Records from a data source
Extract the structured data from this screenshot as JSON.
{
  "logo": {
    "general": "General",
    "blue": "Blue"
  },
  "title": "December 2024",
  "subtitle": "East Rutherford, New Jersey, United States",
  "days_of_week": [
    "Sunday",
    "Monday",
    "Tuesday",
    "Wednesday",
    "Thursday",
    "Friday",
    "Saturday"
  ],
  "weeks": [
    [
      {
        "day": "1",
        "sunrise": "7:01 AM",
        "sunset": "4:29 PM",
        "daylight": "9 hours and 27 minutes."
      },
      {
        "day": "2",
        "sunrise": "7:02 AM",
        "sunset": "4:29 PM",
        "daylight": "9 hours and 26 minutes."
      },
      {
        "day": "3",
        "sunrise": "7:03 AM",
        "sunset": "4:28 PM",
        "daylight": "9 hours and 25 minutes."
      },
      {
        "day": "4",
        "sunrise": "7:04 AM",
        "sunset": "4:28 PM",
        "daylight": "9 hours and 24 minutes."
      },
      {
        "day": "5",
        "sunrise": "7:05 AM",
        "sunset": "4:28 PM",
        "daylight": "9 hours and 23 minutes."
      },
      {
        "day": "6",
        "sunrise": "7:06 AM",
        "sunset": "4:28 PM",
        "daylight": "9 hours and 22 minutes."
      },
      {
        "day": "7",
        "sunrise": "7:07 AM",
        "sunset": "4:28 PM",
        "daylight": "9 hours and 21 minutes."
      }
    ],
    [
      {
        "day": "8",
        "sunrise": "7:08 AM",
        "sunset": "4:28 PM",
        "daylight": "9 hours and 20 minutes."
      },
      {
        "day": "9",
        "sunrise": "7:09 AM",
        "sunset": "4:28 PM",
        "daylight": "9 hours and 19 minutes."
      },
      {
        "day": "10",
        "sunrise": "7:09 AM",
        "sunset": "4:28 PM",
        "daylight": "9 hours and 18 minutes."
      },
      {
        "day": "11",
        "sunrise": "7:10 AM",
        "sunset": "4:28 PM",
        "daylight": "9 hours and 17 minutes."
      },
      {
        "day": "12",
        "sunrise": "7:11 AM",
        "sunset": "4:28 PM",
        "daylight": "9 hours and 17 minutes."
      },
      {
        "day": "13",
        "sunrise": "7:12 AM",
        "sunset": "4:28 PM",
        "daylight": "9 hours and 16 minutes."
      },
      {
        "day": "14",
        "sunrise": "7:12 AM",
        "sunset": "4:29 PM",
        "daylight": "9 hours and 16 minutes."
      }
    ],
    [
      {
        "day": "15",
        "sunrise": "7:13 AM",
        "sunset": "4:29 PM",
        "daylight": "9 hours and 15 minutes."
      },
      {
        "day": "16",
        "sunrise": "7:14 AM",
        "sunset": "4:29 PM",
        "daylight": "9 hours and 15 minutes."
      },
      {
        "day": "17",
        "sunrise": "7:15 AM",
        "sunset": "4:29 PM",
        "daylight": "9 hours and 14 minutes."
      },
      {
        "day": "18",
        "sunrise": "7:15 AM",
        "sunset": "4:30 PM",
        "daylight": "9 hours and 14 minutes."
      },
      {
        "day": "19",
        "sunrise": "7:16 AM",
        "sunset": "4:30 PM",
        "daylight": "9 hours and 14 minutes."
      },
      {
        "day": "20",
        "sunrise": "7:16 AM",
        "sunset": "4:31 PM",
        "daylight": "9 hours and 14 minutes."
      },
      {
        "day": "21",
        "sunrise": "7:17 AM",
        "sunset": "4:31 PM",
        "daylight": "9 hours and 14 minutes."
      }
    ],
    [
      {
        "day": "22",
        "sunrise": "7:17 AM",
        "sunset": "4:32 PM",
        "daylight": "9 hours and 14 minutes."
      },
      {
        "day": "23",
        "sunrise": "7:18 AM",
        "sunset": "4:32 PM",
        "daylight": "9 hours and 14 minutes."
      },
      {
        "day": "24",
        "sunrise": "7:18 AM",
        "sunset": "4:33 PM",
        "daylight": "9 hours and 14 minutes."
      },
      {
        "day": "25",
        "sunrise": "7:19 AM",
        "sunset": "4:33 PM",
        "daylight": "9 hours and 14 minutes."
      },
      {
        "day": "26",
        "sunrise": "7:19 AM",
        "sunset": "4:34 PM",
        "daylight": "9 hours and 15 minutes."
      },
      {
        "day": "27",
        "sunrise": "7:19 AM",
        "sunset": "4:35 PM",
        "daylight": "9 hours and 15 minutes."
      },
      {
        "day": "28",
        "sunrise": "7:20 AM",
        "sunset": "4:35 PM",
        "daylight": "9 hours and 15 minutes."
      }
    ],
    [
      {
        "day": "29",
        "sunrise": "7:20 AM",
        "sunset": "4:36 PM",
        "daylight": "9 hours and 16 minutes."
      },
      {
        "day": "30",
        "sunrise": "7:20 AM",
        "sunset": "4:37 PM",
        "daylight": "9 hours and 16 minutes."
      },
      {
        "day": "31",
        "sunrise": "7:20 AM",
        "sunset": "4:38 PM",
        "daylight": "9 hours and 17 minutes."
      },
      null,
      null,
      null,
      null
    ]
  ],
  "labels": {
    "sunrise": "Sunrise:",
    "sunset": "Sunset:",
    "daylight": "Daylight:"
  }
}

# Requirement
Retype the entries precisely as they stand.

# Response to the task
Extract the structured data from this screenshot as JSON.
{
  "logo": {
    "general": "General",
    "blue": "Blue"
  },
  "title": "December 2024",
  "subtitle": "East Rutherford, New Jersey, United States",
  "days_of_week": [
    "Sunday",
    "Monday",
    "Tuesday",
    "Wednesday",
    "Thursday",
    "Friday",
    "Saturday"
  ],
  "weeks": [
    [
      {
        "day": "1",
        "sunrise": "7:01 AM",
        "sunset": "4:29 PM",
        "daylight": "9 hours and 27 minutes."
      },
      {
        "day": "2",
        "sunrise": "7:02 AM",
        "sunset": "4:29 PM",
        "daylight": "9 hours and 26 minutes."
      },
      {
        "day": "3",
        "sunrise": "7:03 AM",
        "sunset": "4:28 PM",
        "daylight": "9 hours and 25 minutes."
      },
      {
        "day": "4",
        "sunrise": "7:04 AM",
        "sunset": "4:28 PM",
        "daylight": "9 hours and 24 minutes."
      },
      {
        "day": "5",
        "sunrise": "7:05 AM",
        "sunset": "4:28 PM",
        "daylight": "9 hours and 23 minutes."
      },
      {
        "day": "6",
        "sunrise": "7:06 AM",
        "sunset": "4:28 PM",
        "daylight": "9 hours and 22 minutes."
      },
      {
        "day": "7",
        "sunrise": "7:07 AM",
        "sunset": "4:28 PM",
        "daylight": "9 hours and 21 minutes."
      }
    ],
    [
      {
        "day": "8",
        "sunrise": "7:08 AM",
        "sunset": "4:28 PM",
        "daylight": "9 hours and 20 minutes."
      },
      {
        "day": "9",
        "sunrise": "7:09 AM",
        "sunset": "4:28 PM",
        "daylight": "9 hours and 19 minutes."
      },
      {
        "day": "10",
        "sunrise": "7:09 AM",
        "sunset": "4:28 PM",
        "daylight": "9 hours and 18 minutes."
      },
      {
        "day": "11",
        "sunrise": "7:10 AM",
        "sunset": "4:28 PM",
        "daylight": "9 hours and 17 minutes."
      },
      {
        "day": "12",
        "sunrise": "7:11 AM",
        "sunset": "4:28 PM",
        "daylight": "9 hours and 17 minutes."
      },
      {
        "day": "13",
        "sunrise": "7:12 AM",
        "sunset": "4:28 PM",
        "daylight": "9 hours and 16 minutes."
      },
      {
        "day": "14",
        "sunrise": "7:12 AM",
        "sunset": "4:29 PM",
        "daylight": "9 hours and 16 minutes."
      }
    ],
    [
      {
        "day": "15",
        "sunrise": "7:13 AM",
        "sunset": "4:29 PM",
        "daylight": "9 hours and 15 minutes."
      },
      {
        "day": "16",
        "sunrise": "7:14 AM",
        "sunset": "4:29 PM",
        "daylight": "9 hours and 15 minutes."
      },
      {
        "day": "17",
        "sunrise": "7:15 AM",
        "sunset": "4:29 PM",
        "daylight": "9 hours and 14 minutes."
      },
      {
        "day": "18",
        "sunrise": "7:15 AM",
        "sunset": "4:30 PM",
        "daylight": "9 hours and 14 minutes."
      },
      {
        "day": "19",
        "sunrise": "7:16 AM",
        "sunset": "4:30 PM",
        "daylight": "9 hours and 14 minutes."
      },
      {
        "day": "20",
        "sunrise": "7:16 AM",
        "sunset": "4:31 PM",
        "daylight": "9 hours and 14 minutes."
      },
      {
        "day": "21",
        "sunrise": "7:17 AM",
        "sunset": "4:31 PM",
        "daylight": "9 hours and 14 minutes."
      }
    ],
    [
      {
        "day": "22",
        "sunrise": "7:17 AM",
        "sunset": "4:32 PM",
        "daylight": "9 hours and 14 minutes."
      },
      {
        "day": "23",
        "sunrise": "7:18 AM",
        "sunset": "4:32 PM",
        "daylight": "9 hours and 14 minutes."
      },
      {
        "day": "24",
        "sunrise": "7:18 AM",
        "sunset": "4:33 PM",
        "daylight": "9 hours and 14 minutes."
      },
      {
        "day": "25",
        "sunrise": "7:19 AM",
        "sunset": "4:33 PM",
        "daylight": "9 hours and 14 minutes."
      },
      {
        "day": "26",
        "sunrise": "7:19 AM",
        "sunset": "4:34 PM",
        "daylight": "9 hours and 15 minutes."
      },
      {
        "day": "27",
        "sunrise": "7:19 AM",
        "sunset": "4:35 PM",
        "daylight": "9 hours and 15 minutes."
      },
      {
        "day": "28",
        "sunrise": "7:20 AM",
        "sunset": "4:35 PM",
        "daylight": "9 hours and 15 minutes."
      }
    ],
    [
      {
        "day": "29",
        "sunrise": "7:20 AM",
        "sunset": "4:36 PM",
        "daylight": "9 hours and 16 minutes."
      },
      {
        "day": "30",
        "sunrise": "7:20 AM",
        "sunset": "4:37 PM",
        "daylight": "9 hours and 16 minutes."
      },
      {
        "day": "31",
        "sunrise": "7:20 AM",
        "sunset": "4:38 PM",
        "daylight": "9 hours and 17 minutes."
      },
      null,
      null,
      null,
      null
    ]
  ],
  "labels": {
    "sunrise": "Sunrise:",
    "sunset": "Sunset:",
    "daylight": "Daylight:"
  }
}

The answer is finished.